INFORMATION PROVIDED:

========

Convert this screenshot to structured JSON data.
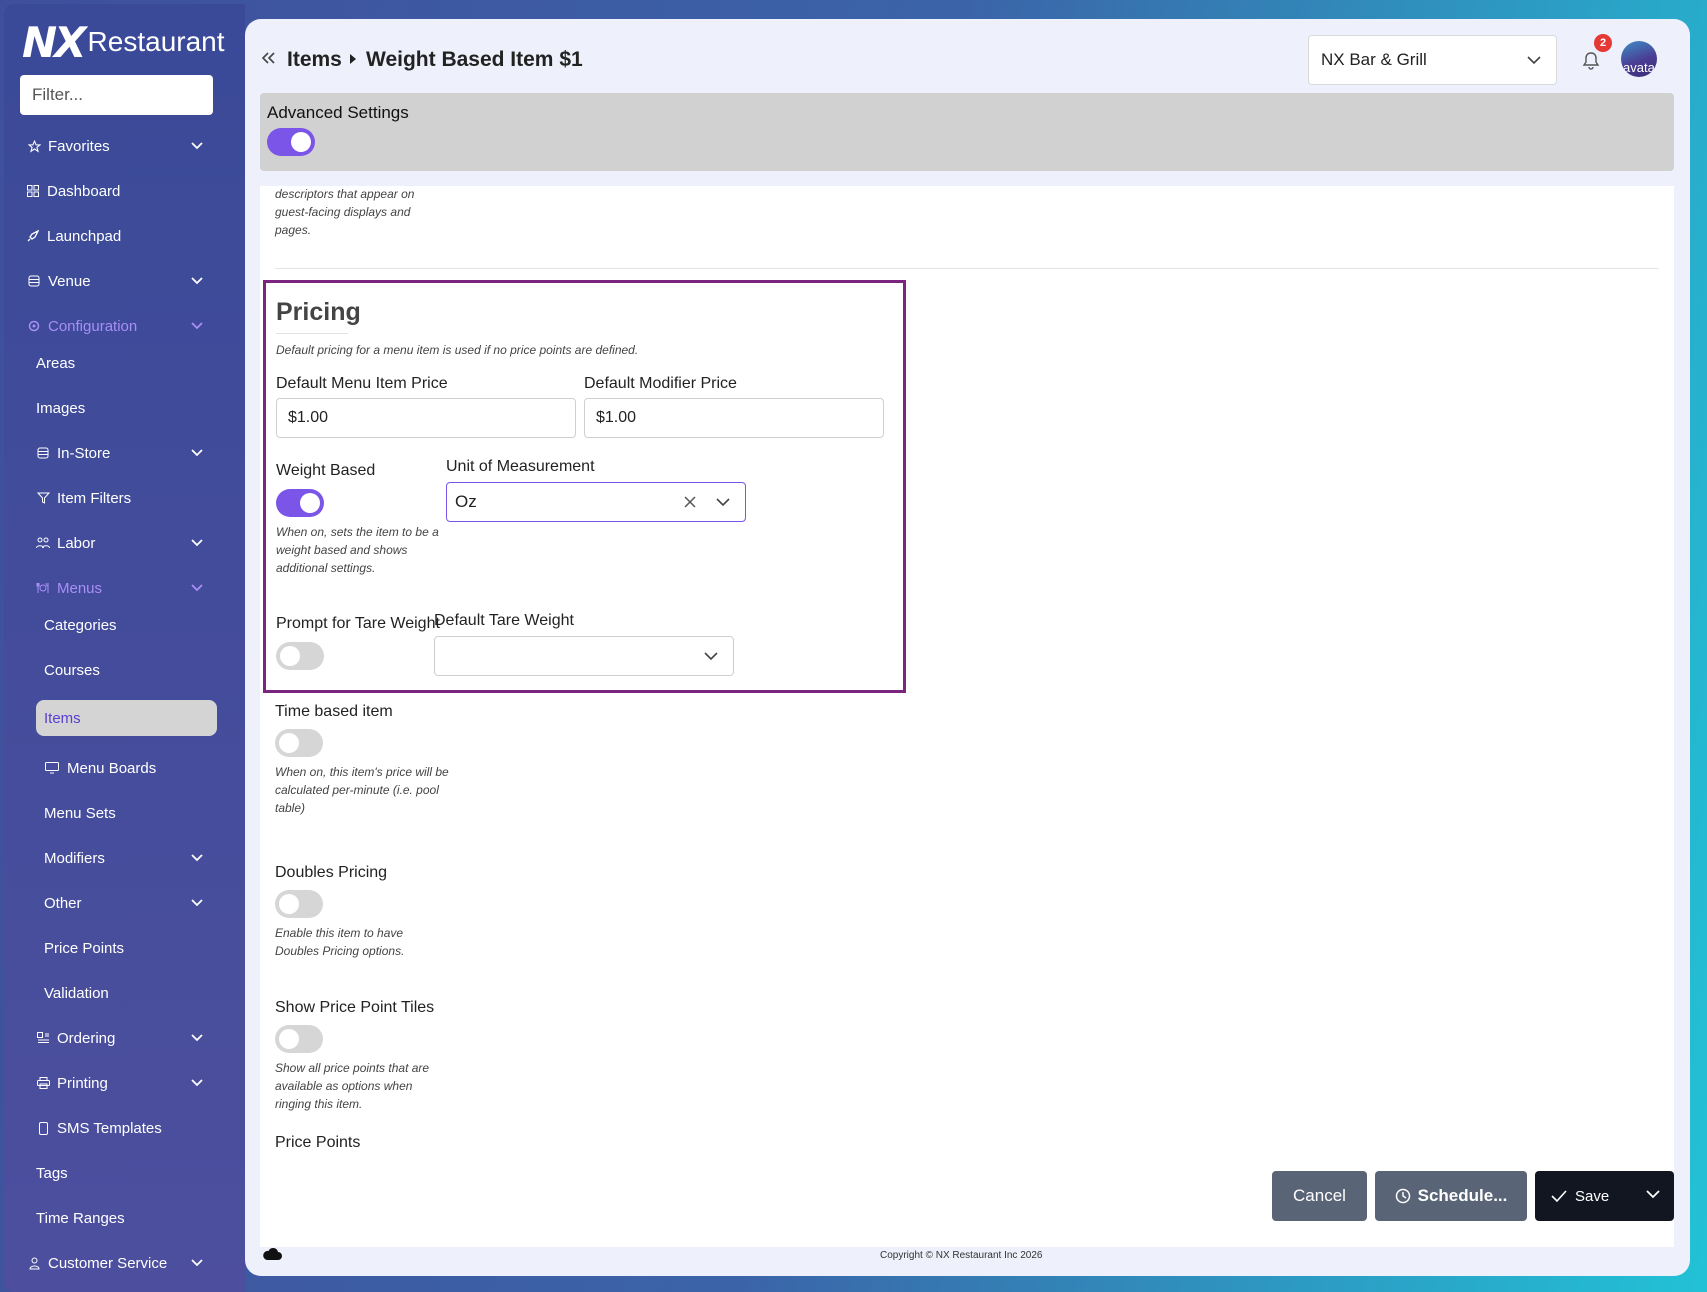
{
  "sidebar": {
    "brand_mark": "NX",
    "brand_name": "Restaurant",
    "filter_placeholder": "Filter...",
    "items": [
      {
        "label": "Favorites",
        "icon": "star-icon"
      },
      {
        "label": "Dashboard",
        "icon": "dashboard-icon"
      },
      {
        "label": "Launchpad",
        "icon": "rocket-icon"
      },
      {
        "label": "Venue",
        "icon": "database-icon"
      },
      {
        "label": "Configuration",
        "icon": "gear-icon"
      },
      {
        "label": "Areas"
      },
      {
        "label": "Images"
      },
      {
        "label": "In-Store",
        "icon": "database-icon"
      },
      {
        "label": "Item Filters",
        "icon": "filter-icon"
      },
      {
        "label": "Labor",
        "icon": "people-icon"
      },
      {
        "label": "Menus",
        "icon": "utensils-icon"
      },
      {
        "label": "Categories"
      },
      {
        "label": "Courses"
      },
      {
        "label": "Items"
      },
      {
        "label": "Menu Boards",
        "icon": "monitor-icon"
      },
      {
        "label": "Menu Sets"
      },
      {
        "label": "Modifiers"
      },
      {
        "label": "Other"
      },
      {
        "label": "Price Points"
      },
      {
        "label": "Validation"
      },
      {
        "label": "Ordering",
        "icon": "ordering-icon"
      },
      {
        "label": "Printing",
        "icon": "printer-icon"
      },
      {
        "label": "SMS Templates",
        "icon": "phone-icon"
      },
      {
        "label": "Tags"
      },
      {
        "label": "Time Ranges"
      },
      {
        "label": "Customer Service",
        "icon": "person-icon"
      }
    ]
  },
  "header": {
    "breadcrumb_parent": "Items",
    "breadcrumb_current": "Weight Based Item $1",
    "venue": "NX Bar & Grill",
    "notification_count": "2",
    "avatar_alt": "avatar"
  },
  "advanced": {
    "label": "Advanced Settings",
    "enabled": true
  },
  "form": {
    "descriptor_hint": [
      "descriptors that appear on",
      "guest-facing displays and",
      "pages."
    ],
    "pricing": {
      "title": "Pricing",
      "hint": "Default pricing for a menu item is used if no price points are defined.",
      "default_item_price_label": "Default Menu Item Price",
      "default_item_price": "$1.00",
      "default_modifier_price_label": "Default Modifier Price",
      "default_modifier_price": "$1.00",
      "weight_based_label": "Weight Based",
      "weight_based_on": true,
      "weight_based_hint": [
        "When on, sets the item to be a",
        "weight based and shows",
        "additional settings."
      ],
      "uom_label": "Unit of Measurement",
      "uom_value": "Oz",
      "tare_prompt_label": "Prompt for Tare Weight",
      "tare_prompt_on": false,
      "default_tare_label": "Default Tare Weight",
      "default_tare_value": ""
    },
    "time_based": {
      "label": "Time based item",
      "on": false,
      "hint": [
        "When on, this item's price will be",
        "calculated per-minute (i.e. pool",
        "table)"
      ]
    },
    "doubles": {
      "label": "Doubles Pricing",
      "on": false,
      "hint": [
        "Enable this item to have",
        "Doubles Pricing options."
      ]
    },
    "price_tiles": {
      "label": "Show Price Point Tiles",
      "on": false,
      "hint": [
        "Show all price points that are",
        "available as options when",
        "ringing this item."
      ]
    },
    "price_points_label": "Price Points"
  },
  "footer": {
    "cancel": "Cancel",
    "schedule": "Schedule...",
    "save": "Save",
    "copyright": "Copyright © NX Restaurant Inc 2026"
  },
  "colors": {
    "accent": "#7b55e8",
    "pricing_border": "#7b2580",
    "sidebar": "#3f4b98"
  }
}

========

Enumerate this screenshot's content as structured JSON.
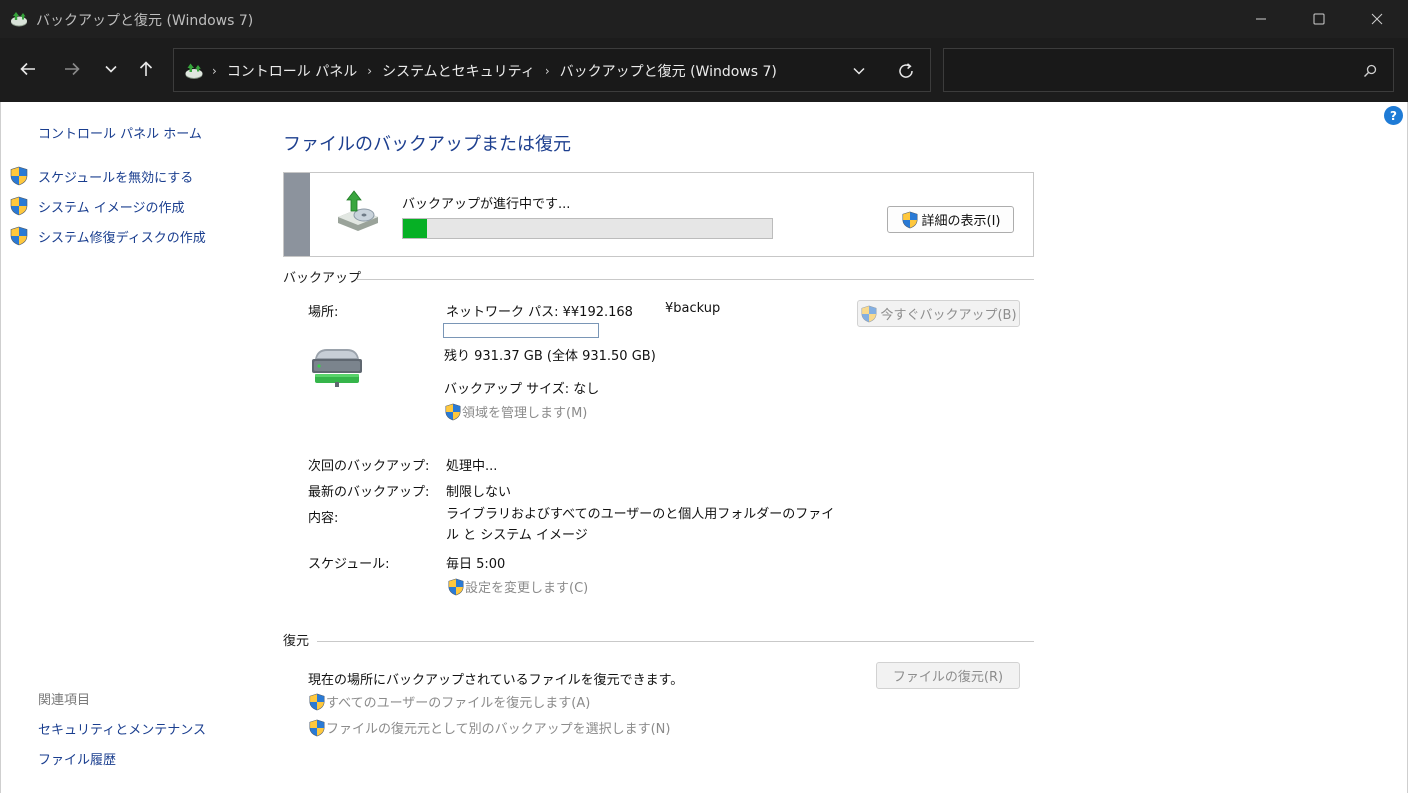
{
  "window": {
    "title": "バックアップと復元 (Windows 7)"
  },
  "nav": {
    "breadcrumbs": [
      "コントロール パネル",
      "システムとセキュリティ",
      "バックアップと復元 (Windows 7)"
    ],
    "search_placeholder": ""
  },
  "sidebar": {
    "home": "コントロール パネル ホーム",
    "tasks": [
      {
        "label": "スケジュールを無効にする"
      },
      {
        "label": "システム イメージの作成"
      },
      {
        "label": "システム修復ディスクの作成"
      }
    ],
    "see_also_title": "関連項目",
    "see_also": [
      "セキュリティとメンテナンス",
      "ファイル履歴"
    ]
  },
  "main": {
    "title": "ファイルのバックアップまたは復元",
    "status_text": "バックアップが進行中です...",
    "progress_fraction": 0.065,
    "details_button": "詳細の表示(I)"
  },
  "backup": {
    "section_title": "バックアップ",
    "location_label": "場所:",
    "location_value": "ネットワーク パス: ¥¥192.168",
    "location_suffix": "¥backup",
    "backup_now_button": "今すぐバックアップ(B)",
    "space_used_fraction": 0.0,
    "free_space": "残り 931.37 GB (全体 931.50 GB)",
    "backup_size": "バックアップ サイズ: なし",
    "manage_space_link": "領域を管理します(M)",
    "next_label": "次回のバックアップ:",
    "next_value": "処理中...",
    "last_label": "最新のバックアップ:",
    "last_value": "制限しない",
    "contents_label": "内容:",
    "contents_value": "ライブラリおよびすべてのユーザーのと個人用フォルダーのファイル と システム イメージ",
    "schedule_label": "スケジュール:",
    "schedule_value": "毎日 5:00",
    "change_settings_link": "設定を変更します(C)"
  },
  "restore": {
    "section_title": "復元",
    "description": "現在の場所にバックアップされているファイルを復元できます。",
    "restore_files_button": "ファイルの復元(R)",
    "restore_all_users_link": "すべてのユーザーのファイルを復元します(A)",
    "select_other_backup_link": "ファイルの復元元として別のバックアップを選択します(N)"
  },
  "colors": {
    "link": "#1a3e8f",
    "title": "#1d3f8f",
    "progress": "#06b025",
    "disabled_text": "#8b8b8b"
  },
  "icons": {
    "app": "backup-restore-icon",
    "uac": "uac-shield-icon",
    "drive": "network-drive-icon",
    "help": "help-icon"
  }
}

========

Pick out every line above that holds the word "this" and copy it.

TASK ANSWER:
Convert this screenshot to structured JSON data.
        "When on, this item's price will be",
        "Enable this item to have",
        "ringing this item."
Enumerate this screenshot's content as structured JSON.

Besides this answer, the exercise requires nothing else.